Gig review: Manic Street Preachers, Glasgow
Manic Street Preachers - Glasgow Barrowland
* * * *
New album Rewind The Film breaks fresh ground for the band more than twenty years into their career, but this set began with one of their biggest crowd-pleasers, Motorcycle Emptiness, before coasting along agreeably for a time with frontman James Dean Bradfield attacking the catchy melodic hooklines like a rottweiler.
Dapper beanpole bassist Nicky Wire, a self-styled “f***-up of fashion and mess” is no one’s idea of a good singer, least of all his own, but As Holy As The Soil, his plea to the band’s missing-presumed-dead guitarist Richey Edwards (“I love you so, won’t you please come home”), was affecting in its sincerity and vulnerability.

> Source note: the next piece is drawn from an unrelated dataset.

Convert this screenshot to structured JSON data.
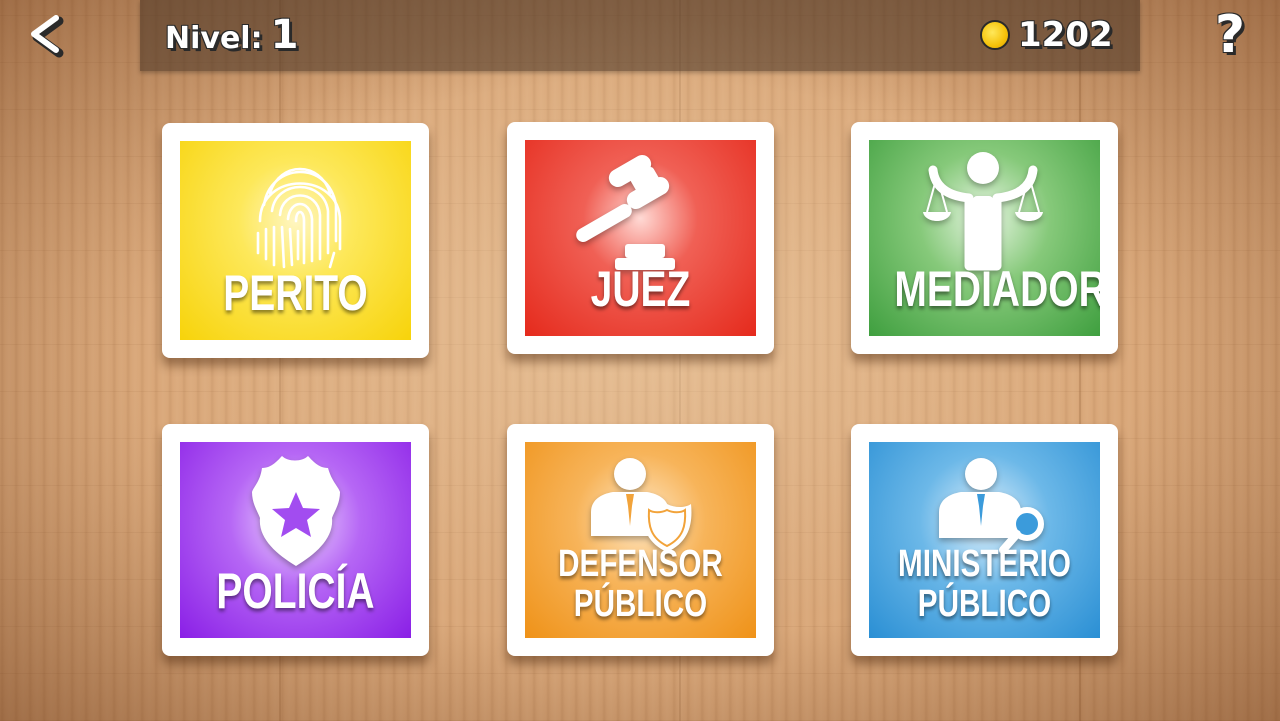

The title track of the new album was a subtly epic and dynamic addition to their set, but a slowburn compared to the instant hit of the following You Love Us, while the poetically politicised 30 Year War slotted with distinction into a powerful closing salvo including the ever potent Kevin Carter, primitive debut single Motown Junk – preceded by a burst of The Skids’ Into The Valley to complement an earlier cover of Big Country’s Chance – and the uplifting crescendo of A Design For Life.